**Records to use:**
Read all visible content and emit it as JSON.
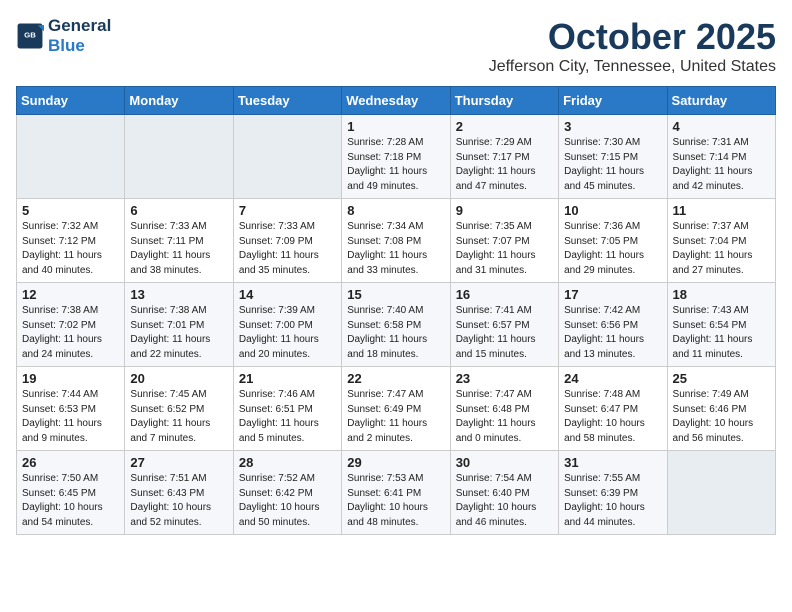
{
  "header": {
    "logo_line1": "General",
    "logo_line2": "Blue",
    "title": "October 2025",
    "subtitle": "Jefferson City, Tennessee, United States"
  },
  "weekdays": [
    "Sunday",
    "Monday",
    "Tuesday",
    "Wednesday",
    "Thursday",
    "Friday",
    "Saturday"
  ],
  "weeks": [
    [
      {
        "day": "",
        "sunrise": "",
        "sunset": "",
        "daylight": ""
      },
      {
        "day": "",
        "sunrise": "",
        "sunset": "",
        "daylight": ""
      },
      {
        "day": "",
        "sunrise": "",
        "sunset": "",
        "daylight": ""
      },
      {
        "day": "1",
        "sunrise": "Sunrise: 7:28 AM",
        "sunset": "Sunset: 7:18 PM",
        "daylight": "Daylight: 11 hours and 49 minutes."
      },
      {
        "day": "2",
        "sunrise": "Sunrise: 7:29 AM",
        "sunset": "Sunset: 7:17 PM",
        "daylight": "Daylight: 11 hours and 47 minutes."
      },
      {
        "day": "3",
        "sunrise": "Sunrise: 7:30 AM",
        "sunset": "Sunset: 7:15 PM",
        "daylight": "Daylight: 11 hours and 45 minutes."
      },
      {
        "day": "4",
        "sunrise": "Sunrise: 7:31 AM",
        "sunset": "Sunset: 7:14 PM",
        "daylight": "Daylight: 11 hours and 42 minutes."
      }
    ],
    [
      {
        "day": "5",
        "sunrise": "Sunrise: 7:32 AM",
        "sunset": "Sunset: 7:12 PM",
        "daylight": "Daylight: 11 hours and 40 minutes."
      },
      {
        "day": "6",
        "sunrise": "Sunrise: 7:33 AM",
        "sunset": "Sunset: 7:11 PM",
        "daylight": "Daylight: 11 hours and 38 minutes."
      },
      {
        "day": "7",
        "sunrise": "Sunrise: 7:33 AM",
        "sunset": "Sunset: 7:09 PM",
        "daylight": "Daylight: 11 hours and 35 minutes."
      },
      {
        "day": "8",
        "sunrise": "Sunrise: 7:34 AM",
        "sunset": "Sunset: 7:08 PM",
        "daylight": "Daylight: 11 hours and 33 minutes."
      },
      {
        "day": "9",
        "sunrise": "Sunrise: 7:35 AM",
        "sunset": "Sunset: 7:07 PM",
        "daylight": "Daylight: 11 hours and 31 minutes."
      },
      {
        "day": "10",
        "sunrise": "Sunrise: 7:36 AM",
        "sunset": "Sunset: 7:05 PM",
        "daylight": "Daylight: 11 hours and 29 minutes."
      },
      {
        "day": "11",
        "sunrise": "Sunrise: 7:37 AM",
        "sunset": "Sunset: 7:04 PM",
        "daylight": "Daylight: 11 hours and 27 minutes."
      }
    ],
    [
      {
        "day": "12",
        "sunrise": "Sunrise: 7:38 AM",
        "sunset": "Sunset: 7:02 PM",
        "daylight": "Daylight: 11 hours and 24 minutes."
      },
      {
        "day": "13",
        "sunrise": "Sunrise: 7:38 AM",
        "sunset": "Sunset: 7:01 PM",
        "daylight": "Daylight: 11 hours and 22 minutes."
      },
      {
        "day": "14",
        "sunrise": "Sunrise: 7:39 AM",
        "sunset": "Sunset: 7:00 PM",
        "daylight": "Daylight: 11 hours and 20 minutes."
      },
      {
        "day": "15",
        "sunrise": "Sunrise: 7:40 AM",
        "sunset": "Sunset: 6:58 PM",
        "daylight": "Daylight: 11 hours and 18 minutes."
      },
      {
        "day": "16",
        "sunrise": "Sunrise: 7:41 AM",
        "sunset": "Sunset: 6:57 PM",
        "daylight": "Daylight: 11 hours and 15 minutes."
      },
      {
        "day": "17",
        "sunrise": "Sunrise: 7:42 AM",
        "sunset": "Sunset: 6:56 PM",
        "daylight": "Daylight: 11 hours and 13 minutes."
      },
      {
        "day": "18",
        "sunrise": "Sunrise: 7:43 AM",
        "sunset": "Sunset: 6:54 PM",
        "daylight": "Daylight: 11 hours and 11 minutes."
      }
    ],
    [
      {
        "day": "19",
        "sunrise": "Sunrise: 7:44 AM",
        "sunset": "Sunset: 6:53 PM",
        "daylight": "Daylight: 11 hours and 9 minutes."
      },
      {
        "day": "20",
        "sunrise": "Sunrise: 7:45 AM",
        "sunset": "Sunset: 6:52 PM",
        "daylight": "Daylight: 11 hours and 7 minutes."
      },
      {
        "day": "21",
        "sunrise": "Sunrise: 7:46 AM",
        "sunset": "Sunset: 6:51 PM",
        "daylight": "Daylight: 11 hours and 5 minutes."
      },
      {
        "day": "22",
        "sunrise": "Sunrise: 7:47 AM",
        "sunset": "Sunset: 6:49 PM",
        "daylight": "Daylight: 11 hours and 2 minutes."
      },
      {
        "day": "23",
        "sunrise": "Sunrise: 7:47 AM",
        "sunset": "Sunset: 6:48 PM",
        "daylight": "Daylight: 11 hours and 0 minutes."
      },
      {
        "day": "24",
        "sunrise": "Sunrise: 7:48 AM",
        "sunset": "Sunset: 6:47 PM",
        "daylight": "Daylight: 10 hours and 58 minutes."
      },
      {
        "day": "25",
        "sunrise": "Sunrise: 7:49 AM",
        "sunset": "Sunset: 6:46 PM",
        "daylight": "Daylight: 10 hours and 56 minutes."
      }
    ],
    [
      {
        "day": "26",
        "sunrise": "Sunrise: 7:50 AM",
        "sunset": "Sunset: 6:45 PM",
        "daylight": "Daylight: 10 hours and 54 minutes."
      },
      {
        "day": "27",
        "sunrise": "Sunrise: 7:51 AM",
        "sunset": "Sunset: 6:43 PM",
        "daylight": "Daylight: 10 hours and 52 minutes."
      },
      {
        "day": "28",
        "sunrise": "Sunrise: 7:52 AM",
        "sunset": "Sunset: 6:42 PM",
        "daylight": "Daylight: 10 hours and 50 minutes."
      },
      {
        "day": "29",
        "sunrise": "Sunrise: 7:53 AM",
        "sunset": "Sunset: 6:41 PM",
        "daylight": "Daylight: 10 hours and 48 minutes."
      },
      {
        "day": "30",
        "sunrise": "Sunrise: 7:54 AM",
        "sunset": "Sunset: 6:40 PM",
        "daylight": "Daylight: 10 hours and 46 minutes."
      },
      {
        "day": "31",
        "sunrise": "Sunrise: 7:55 AM",
        "sunset": "Sunset: 6:39 PM",
        "daylight": "Daylight: 10 hours and 44 minutes."
      },
      {
        "day": "",
        "sunrise": "",
        "sunset": "",
        "daylight": ""
      }
    ]
  ]
}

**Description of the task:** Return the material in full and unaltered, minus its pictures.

**Result for this exercise:**
Read all visible content and emit it as JSON.
{
  "header": {
    "logo_line1": "General",
    "logo_line2": "Blue",
    "title": "October 2025",
    "subtitle": "Jefferson City, Tennessee, United States"
  },
  "weekdays": [
    "Sunday",
    "Monday",
    "Tuesday",
    "Wednesday",
    "Thursday",
    "Friday",
    "Saturday"
  ],
  "weeks": [
    [
      {
        "day": "",
        "sunrise": "",
        "sunset": "",
        "daylight": ""
      },
      {
        "day": "",
        "sunrise": "",
        "sunset": "",
        "daylight": ""
      },
      {
        "day": "",
        "sunrise": "",
        "sunset": "",
        "daylight": ""
      },
      {
        "day": "1",
        "sunrise": "Sunrise: 7:28 AM",
        "sunset": "Sunset: 7:18 PM",
        "daylight": "Daylight: 11 hours and 49 minutes."
      },
      {
        "day": "2",
        "sunrise": "Sunrise: 7:29 AM",
        "sunset": "Sunset: 7:17 PM",
        "daylight": "Daylight: 11 hours and 47 minutes."
      },
      {
        "day": "3",
        "sunrise": "Sunrise: 7:30 AM",
        "sunset": "Sunset: 7:15 PM",
        "daylight": "Daylight: 11 hours and 45 minutes."
      },
      {
        "day": "4",
        "sunrise": "Sunrise: 7:31 AM",
        "sunset": "Sunset: 7:14 PM",
        "daylight": "Daylight: 11 hours and 42 minutes."
      }
    ],
    [
      {
        "day": "5",
        "sunrise": "Sunrise: 7:32 AM",
        "sunset": "Sunset: 7:12 PM",
        "daylight": "Daylight: 11 hours and 40 minutes."
      },
      {
        "day": "6",
        "sunrise": "Sunrise: 7:33 AM",
        "sunset": "Sunset: 7:11 PM",
        "daylight": "Daylight: 11 hours and 38 minutes."
      },
      {
        "day": "7",
        "sunrise": "Sunrise: 7:33 AM",
        "sunset": "Sunset: 7:09 PM",
        "daylight": "Daylight: 11 hours and 35 minutes."
      },
      {
        "day": "8",
        "sunrise": "Sunrise: 7:34 AM",
        "sunset": "Sunset: 7:08 PM",
        "daylight": "Daylight: 11 hours and 33 minutes."
      },
      {
        "day": "9",
        "sunrise": "Sunrise: 7:35 AM",
        "sunset": "Sunset: 7:07 PM",
        "daylight": "Daylight: 11 hours and 31 minutes."
      },
      {
        "day": "10",
        "sunrise": "Sunrise: 7:36 AM",
        "sunset": "Sunset: 7:05 PM",
        "daylight": "Daylight: 11 hours and 29 minutes."
      },
      {
        "day": "11",
        "sunrise": "Sunrise: 7:37 AM",
        "sunset": "Sunset: 7:04 PM",
        "daylight": "Daylight: 11 hours and 27 minutes."
      }
    ],
    [
      {
        "day": "12",
        "sunrise": "Sunrise: 7:38 AM",
        "sunset": "Sunset: 7:02 PM",
        "daylight": "Daylight: 11 hours and 24 minutes."
      },
      {
        "day": "13",
        "sunrise": "Sunrise: 7:38 AM",
        "sunset": "Sunset: 7:01 PM",
        "daylight": "Daylight: 11 hours and 22 minutes."
      },
      {
        "day": "14",
        "sunrise": "Sunrise: 7:39 AM",
        "sunset": "Sunset: 7:00 PM",
        "daylight": "Daylight: 11 hours and 20 minutes."
      },
      {
        "day": "15",
        "sunrise": "Sunrise: 7:40 AM",
        "sunset": "Sunset: 6:58 PM",
        "daylight": "Daylight: 11 hours and 18 minutes."
      },
      {
        "day": "16",
        "sunrise": "Sunrise: 7:41 AM",
        "sunset": "Sunset: 6:57 PM",
        "daylight": "Daylight: 11 hours and 15 minutes."
      },
      {
        "day": "17",
        "sunrise": "Sunrise: 7:42 AM",
        "sunset": "Sunset: 6:56 PM",
        "daylight": "Daylight: 11 hours and 13 minutes."
      },
      {
        "day": "18",
        "sunrise": "Sunrise: 7:43 AM",
        "sunset": "Sunset: 6:54 PM",
        "daylight": "Daylight: 11 hours and 11 minutes."
      }
    ],
    [
      {
        "day": "19",
        "sunrise": "Sunrise: 7:44 AM",
        "sunset": "Sunset: 6:53 PM",
        "daylight": "Daylight: 11 hours and 9 minutes."
      },
      {
        "day": "20",
        "sunrise": "Sunrise: 7:45 AM",
        "sunset": "Sunset: 6:52 PM",
        "daylight": "Daylight: 11 hours and 7 minutes."
      },
      {
        "day": "21",
        "sunrise": "Sunrise: 7:46 AM",
        "sunset": "Sunset: 6:51 PM",
        "daylight": "Daylight: 11 hours and 5 minutes."
      },
      {
        "day": "22",
        "sunrise": "Sunrise: 7:47 AM",
        "sunset": "Sunset: 6:49 PM",
        "daylight": "Daylight: 11 hours and 2 minutes."
      },
      {
        "day": "23",
        "sunrise": "Sunrise: 7:47 AM",
        "sunset": "Sunset: 6:48 PM",
        "daylight": "Daylight: 11 hours and 0 minutes."
      },
      {
        "day": "24",
        "sunrise": "Sunrise: 7:48 AM",
        "sunset": "Sunset: 6:47 PM",
        "daylight": "Daylight: 10 hours and 58 minutes."
      },
      {
        "day": "25",
        "sunrise": "Sunrise: 7:49 AM",
        "sunset": "Sunset: 6:46 PM",
        "daylight": "Daylight: 10 hours and 56 minutes."
      }
    ],
    [
      {
        "day": "26",
        "sunrise": "Sunrise: 7:50 AM",
        "sunset": "Sunset: 6:45 PM",
        "daylight": "Daylight: 10 hours and 54 minutes."
      },
      {
        "day": "27",
        "sunrise": "Sunrise: 7:51 AM",
        "sunset": "Sunset: 6:43 PM",
        "daylight": "Daylight: 10 hours and 52 minutes."
      },
      {
        "day": "28",
        "sunrise": "Sunrise: 7:52 AM",
        "sunset": "Sunset: 6:42 PM",
        "daylight": "Daylight: 10 hours and 50 minutes."
      },
      {
        "day": "29",
        "sunrise": "Sunrise: 7:53 AM",
        "sunset": "Sunset: 6:41 PM",
        "daylight": "Daylight: 10 hours and 48 minutes."
      },
      {
        "day": "30",
        "sunrise": "Sunrise: 7:54 AM",
        "sunset": "Sunset: 6:40 PM",
        "daylight": "Daylight: 10 hours and 46 minutes."
      },
      {
        "day": "31",
        "sunrise": "Sunrise: 7:55 AM",
        "sunset": "Sunset: 6:39 PM",
        "daylight": "Daylight: 10 hours and 44 minutes."
      },
      {
        "day": "",
        "sunrise": "",
        "sunset": "",
        "daylight": ""
      }
    ]
  ]
}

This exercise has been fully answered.